→ **TO DO**
Search the records below for the word "sold". Pull out each line that has it.

→ **EXTRACTED MATERIAL**
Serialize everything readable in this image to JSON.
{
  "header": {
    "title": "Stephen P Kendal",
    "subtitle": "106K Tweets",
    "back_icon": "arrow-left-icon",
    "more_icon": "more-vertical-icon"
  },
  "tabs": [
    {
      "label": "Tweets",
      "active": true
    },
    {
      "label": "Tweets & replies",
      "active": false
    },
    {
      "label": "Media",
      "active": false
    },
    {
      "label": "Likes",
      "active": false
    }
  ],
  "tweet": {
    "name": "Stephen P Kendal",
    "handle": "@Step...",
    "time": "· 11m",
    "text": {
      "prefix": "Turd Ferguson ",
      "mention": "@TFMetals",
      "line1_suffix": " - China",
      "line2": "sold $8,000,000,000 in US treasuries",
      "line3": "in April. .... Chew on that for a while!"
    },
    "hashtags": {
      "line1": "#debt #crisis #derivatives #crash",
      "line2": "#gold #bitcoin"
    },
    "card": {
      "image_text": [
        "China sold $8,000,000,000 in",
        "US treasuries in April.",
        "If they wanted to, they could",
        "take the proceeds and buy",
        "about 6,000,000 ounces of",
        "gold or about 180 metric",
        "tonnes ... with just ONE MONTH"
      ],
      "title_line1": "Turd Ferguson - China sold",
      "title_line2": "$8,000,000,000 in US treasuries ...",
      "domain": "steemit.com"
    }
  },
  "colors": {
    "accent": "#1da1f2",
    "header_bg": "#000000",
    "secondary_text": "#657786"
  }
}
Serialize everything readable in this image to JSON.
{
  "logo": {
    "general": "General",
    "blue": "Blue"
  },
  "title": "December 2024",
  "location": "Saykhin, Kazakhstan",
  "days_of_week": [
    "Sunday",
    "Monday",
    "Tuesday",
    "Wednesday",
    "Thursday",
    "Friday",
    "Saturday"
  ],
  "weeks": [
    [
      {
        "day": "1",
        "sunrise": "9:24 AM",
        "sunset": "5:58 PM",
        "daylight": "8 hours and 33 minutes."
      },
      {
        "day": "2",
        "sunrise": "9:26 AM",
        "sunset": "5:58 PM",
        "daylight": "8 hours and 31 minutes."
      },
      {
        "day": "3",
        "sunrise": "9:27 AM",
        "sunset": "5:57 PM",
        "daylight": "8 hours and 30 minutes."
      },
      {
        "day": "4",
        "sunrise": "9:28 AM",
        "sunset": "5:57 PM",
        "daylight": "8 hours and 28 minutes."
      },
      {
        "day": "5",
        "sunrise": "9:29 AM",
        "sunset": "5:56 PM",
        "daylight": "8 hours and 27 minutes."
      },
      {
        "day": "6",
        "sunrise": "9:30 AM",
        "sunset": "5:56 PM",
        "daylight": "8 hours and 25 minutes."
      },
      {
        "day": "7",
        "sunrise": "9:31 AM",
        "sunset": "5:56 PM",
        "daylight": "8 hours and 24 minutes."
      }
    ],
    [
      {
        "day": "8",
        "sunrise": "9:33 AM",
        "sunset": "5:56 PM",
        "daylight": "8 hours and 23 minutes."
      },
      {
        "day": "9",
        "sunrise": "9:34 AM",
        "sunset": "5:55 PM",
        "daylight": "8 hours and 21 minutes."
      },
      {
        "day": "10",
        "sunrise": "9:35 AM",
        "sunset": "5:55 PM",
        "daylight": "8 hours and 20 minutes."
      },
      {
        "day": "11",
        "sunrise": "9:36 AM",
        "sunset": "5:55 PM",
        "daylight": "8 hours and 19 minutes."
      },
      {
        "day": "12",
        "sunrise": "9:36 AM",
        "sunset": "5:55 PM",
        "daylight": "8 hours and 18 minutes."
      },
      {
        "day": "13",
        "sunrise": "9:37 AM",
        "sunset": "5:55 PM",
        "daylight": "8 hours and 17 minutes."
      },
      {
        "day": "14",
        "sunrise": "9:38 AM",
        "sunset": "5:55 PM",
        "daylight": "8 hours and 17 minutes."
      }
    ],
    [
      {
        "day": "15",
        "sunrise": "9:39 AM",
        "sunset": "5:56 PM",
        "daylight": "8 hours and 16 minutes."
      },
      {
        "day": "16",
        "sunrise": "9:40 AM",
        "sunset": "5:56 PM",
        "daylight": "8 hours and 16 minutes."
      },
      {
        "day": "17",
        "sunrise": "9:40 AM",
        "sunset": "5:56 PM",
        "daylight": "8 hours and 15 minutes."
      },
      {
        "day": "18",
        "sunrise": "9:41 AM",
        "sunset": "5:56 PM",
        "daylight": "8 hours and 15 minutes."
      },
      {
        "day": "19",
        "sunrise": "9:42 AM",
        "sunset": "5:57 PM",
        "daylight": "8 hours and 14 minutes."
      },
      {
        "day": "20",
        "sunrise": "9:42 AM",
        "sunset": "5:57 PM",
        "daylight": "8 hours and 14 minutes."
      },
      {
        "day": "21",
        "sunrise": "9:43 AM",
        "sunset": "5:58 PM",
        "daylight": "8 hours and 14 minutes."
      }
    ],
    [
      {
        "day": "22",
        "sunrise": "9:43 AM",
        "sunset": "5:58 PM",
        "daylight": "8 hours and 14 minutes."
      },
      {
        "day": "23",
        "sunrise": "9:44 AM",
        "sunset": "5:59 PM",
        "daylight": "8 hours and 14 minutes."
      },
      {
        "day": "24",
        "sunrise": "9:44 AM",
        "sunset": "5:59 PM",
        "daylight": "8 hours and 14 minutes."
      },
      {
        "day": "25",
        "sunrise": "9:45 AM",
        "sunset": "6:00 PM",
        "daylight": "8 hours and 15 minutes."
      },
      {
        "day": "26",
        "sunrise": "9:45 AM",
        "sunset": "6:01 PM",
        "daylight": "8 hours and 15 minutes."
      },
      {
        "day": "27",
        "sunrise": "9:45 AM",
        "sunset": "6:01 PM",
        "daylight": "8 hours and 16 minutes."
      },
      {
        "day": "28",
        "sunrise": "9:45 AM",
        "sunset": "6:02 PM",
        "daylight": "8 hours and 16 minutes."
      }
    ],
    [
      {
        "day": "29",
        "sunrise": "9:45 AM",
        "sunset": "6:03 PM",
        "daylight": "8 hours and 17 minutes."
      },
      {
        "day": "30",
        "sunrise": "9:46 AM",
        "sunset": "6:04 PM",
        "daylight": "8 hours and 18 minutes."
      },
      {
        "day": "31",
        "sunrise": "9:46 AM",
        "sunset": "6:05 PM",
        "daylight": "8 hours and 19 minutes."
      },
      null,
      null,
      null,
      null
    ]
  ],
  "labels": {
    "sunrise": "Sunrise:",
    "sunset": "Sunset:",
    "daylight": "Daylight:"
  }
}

→ **ANSWER SPACE**
      "line2": "sold $8,000,000,000 in US treasuries",
        "China sold $8,000,000,000 in",
      "title_line1": "Turd Ferguson - China sold",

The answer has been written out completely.